For years, doctors were not allowed to charge for telemedicine. That requirement has been relaxed and should stay relaxed. Every state government but Arizona’s requires people with occupational licenses in one state to get a special license when they move to another state. Massachusetts governor Charlie Baker temporarily loosened the rule for health professionals. It should stay loose. Permission that’s good enough for California, New York, and North Carolina is good enough for Massachusetts and vice versa.
By the end of April we should cease the absurdly high unemployment benefits from the federal stimulus legislation, which New York Senator Chuck Schumer accurately called “unemployment insurance on steroids.” That way, many who lost their jobs can be made whole without the government paying them to be unemployed longer.
We hear so much about the downside of letting people outside. Let’s consider the upside.
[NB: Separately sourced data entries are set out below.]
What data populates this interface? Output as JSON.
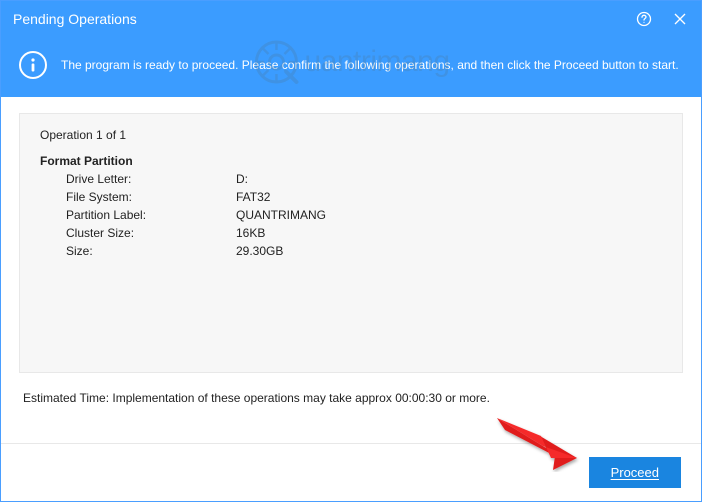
{
  "titlebar": {
    "title": "Pending Operations"
  },
  "banner": {
    "message": "The program is ready to proceed. Please confirm the following operations, and then click the Proceed button to start."
  },
  "operations": {
    "counter": "Operation 1 of 1",
    "title": "Format Partition",
    "rows": [
      {
        "label": "Drive Letter:",
        "value": "D:"
      },
      {
        "label": "File System:",
        "value": "FAT32"
      },
      {
        "label": "Partition Label:",
        "value": "QUANTRIMANG"
      },
      {
        "label": "Cluster Size:",
        "value": "16KB"
      },
      {
        "label": "Size:",
        "value": "29.30GB"
      }
    ]
  },
  "estimated": "Estimated Time: Implementation of these operations may take approx 00:00:30 or more.",
  "footer": {
    "proceed": "Proceed"
  },
  "watermark": {
    "text": "uantrimang"
  }
}
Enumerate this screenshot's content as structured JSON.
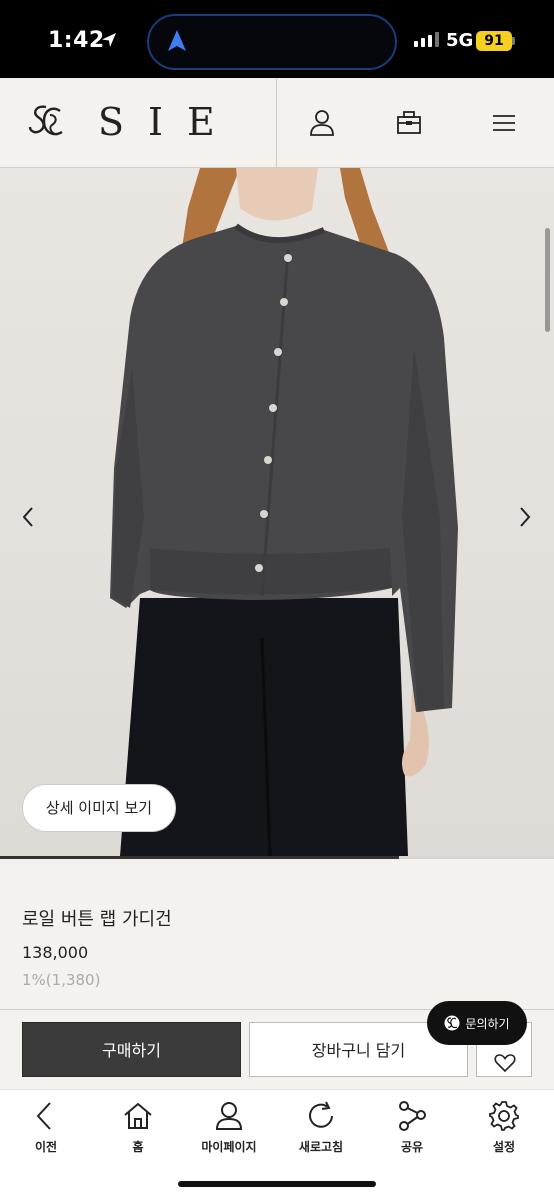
{
  "status_bar": {
    "time": "1:42",
    "network": "5G",
    "battery": "91"
  },
  "header": {
    "brand": "SIE",
    "icons": [
      "user-icon",
      "bag-icon",
      "menu-icon"
    ]
  },
  "gallery": {
    "detail_button": "상세 이미지 보기",
    "progress_fraction": 0.72
  },
  "product": {
    "name": "로일 버튼 랩 가디건",
    "price": "138,000",
    "point": "1%(1,380)"
  },
  "actions": {
    "buy": "구매하기",
    "cart": "장바구니 담기",
    "inquiry": "문의하기"
  },
  "toolbar": {
    "items": [
      {
        "label": "이전",
        "icon": "back-icon"
      },
      {
        "label": "홈",
        "icon": "home-icon"
      },
      {
        "label": "마이페이지",
        "icon": "user-icon"
      },
      {
        "label": "새로고침",
        "icon": "refresh-icon"
      },
      {
        "label": "공유",
        "icon": "share-icon"
      },
      {
        "label": "설정",
        "icon": "gear-icon"
      }
    ]
  },
  "colors": {
    "background": "#f4f2ef",
    "buy_button": "#3b3b3b",
    "battery": "#f5d020",
    "island_border": "#1a3c7a"
  }
}
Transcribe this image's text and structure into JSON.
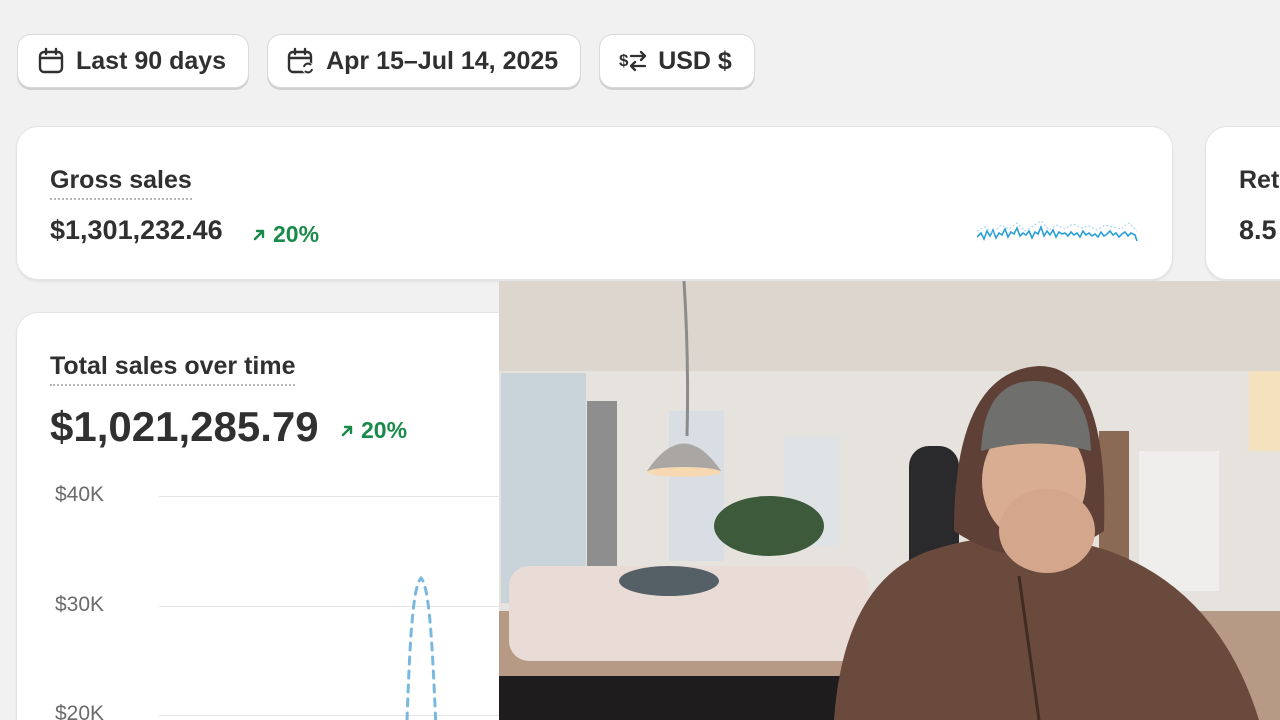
{
  "filters": [
    {
      "icon": "calendar-icon",
      "label": "Last 90 days"
    },
    {
      "icon": "calendar-compare-icon",
      "label": "Apr 15–Jul 14, 2025"
    },
    {
      "icon": "currency-exchange-icon",
      "label": "USD $"
    }
  ],
  "gross_sales": {
    "title": "Gross sales",
    "value": "$1,301,232.46",
    "change": "20%",
    "trend_direction": "up"
  },
  "returns": {
    "title": "Ret",
    "value": "8.5"
  },
  "total_sales": {
    "title": "Total sales over time",
    "value": "$1,021,285.79",
    "change": "20%",
    "trend_direction": "up"
  },
  "chart_data": {
    "type": "line",
    "y_ticks": [
      "$40K",
      "$30K",
      "$20K"
    ],
    "series_color": "#7ab8df",
    "line_style": "dashed"
  },
  "colors": {
    "positive": "#1a8a4a",
    "sparkline": "#2a9fd8",
    "background": "#f1f1f1"
  },
  "webcam": {
    "description_icon": "webcam-overlay"
  }
}
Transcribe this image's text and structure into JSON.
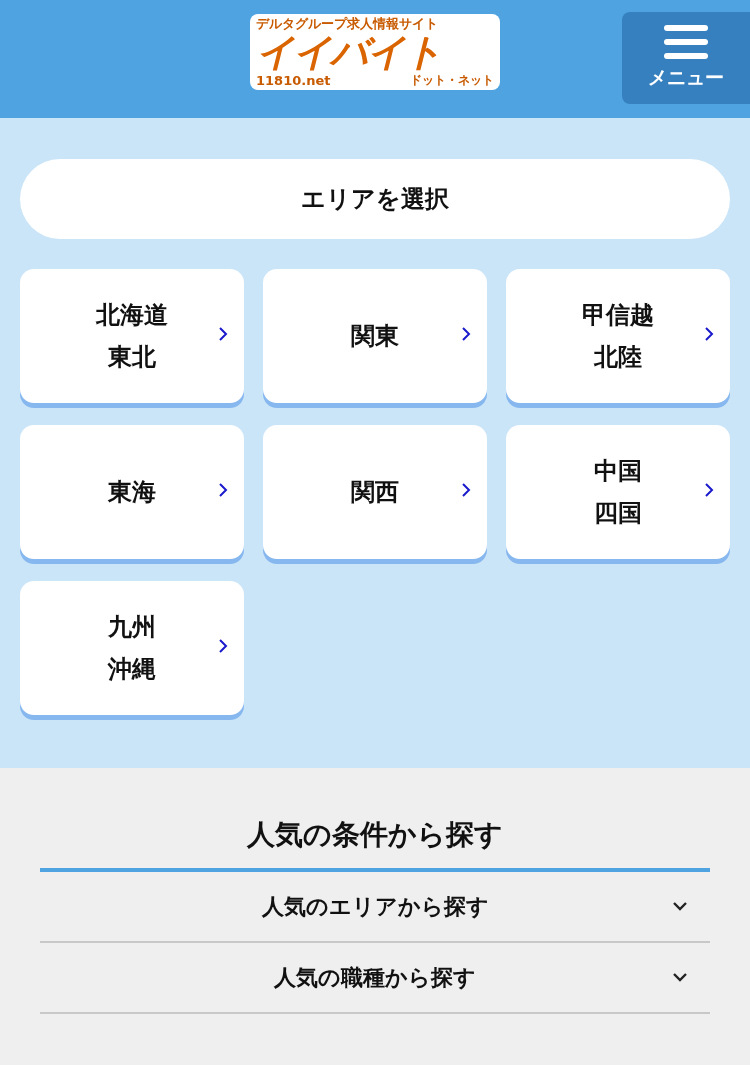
{
  "header": {
    "logo": {
      "tagline": "デルタグループ求人情報サイト",
      "name": "イイバイト",
      "domain": "11810.net",
      "reading": "ドット・ネット"
    },
    "menu_button": {
      "label": "メニュー"
    }
  },
  "area": {
    "select_button": "エリアを選択",
    "regions": [
      {
        "lines": [
          "北海道",
          "東北"
        ]
      },
      {
        "lines": [
          "関東"
        ]
      },
      {
        "lines": [
          "甲信越",
          "北陸"
        ]
      },
      {
        "lines": [
          "東海"
        ]
      },
      {
        "lines": [
          "関西"
        ]
      },
      {
        "lines": [
          "中国",
          "四国"
        ]
      },
      {
        "lines": [
          "九州",
          "沖縄"
        ]
      }
    ]
  },
  "popular": {
    "title": "人気の条件から探す",
    "items": [
      {
        "label": "人気のエリアから探す",
        "expanded": false
      },
      {
        "label": "人気の職種から探す",
        "expanded": false
      }
    ]
  }
}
We get to live our lives again. Workers will feel productive and useful again. Americans can stop draining their bank accounts just to pay rent. We can reduce deaths from suicide, drug overdose, and worse. Families can be reunited. We can get back to ending poverty, which the World Health Organization says is the number one cause of death around the world. We can go back to allowing elective surgeries for cancer, for example, the delaying of which now could result in countless deaths. Surely this is a better use of hospitals that are empty while nurses sit at home.
If you add up all the suffering and death generated as a secondary effect of the shutdown, we are looking at carnage that could be in the same ballpark as COVID deaths. Emancipation now could in fact be a strategy for minimizing fatalities; it will certainly reduce overall social and economic disaster from the disease and the disastrous policy response.
It’s time to let us wash our hands and go to work.
Austria, Denmark, and the Czech Republic are now opening up. Sweden, South Korea, Japan, and even China have opened. Right now, in the United States, a thousand politicians are looking for political cover to reverse course. Let someone brave and bold step forward. History will consider that person a hero. A liberator!
And let’s not forget the fact that so many of us are losing social interaction. “Man is, by nature, a social animal,” said Aristotle and man, are we ever seeing how true that is. We are thinking, acting, creative beings. We have the capacity to achieve remarkable things, including responding to the enormous challenges of pandemic disease, but we must be free to do so.
Re-open the free society right now!
David R. Henderson, a research fellow with the Hoover Institution at Stanford University and emeritus professor of economics with the Naval Postgraduate School, is editor of The Concise Encyclopedia of Economics. He was previously the senior economist for health policy with President Reagan’s Council of Economic Advisers.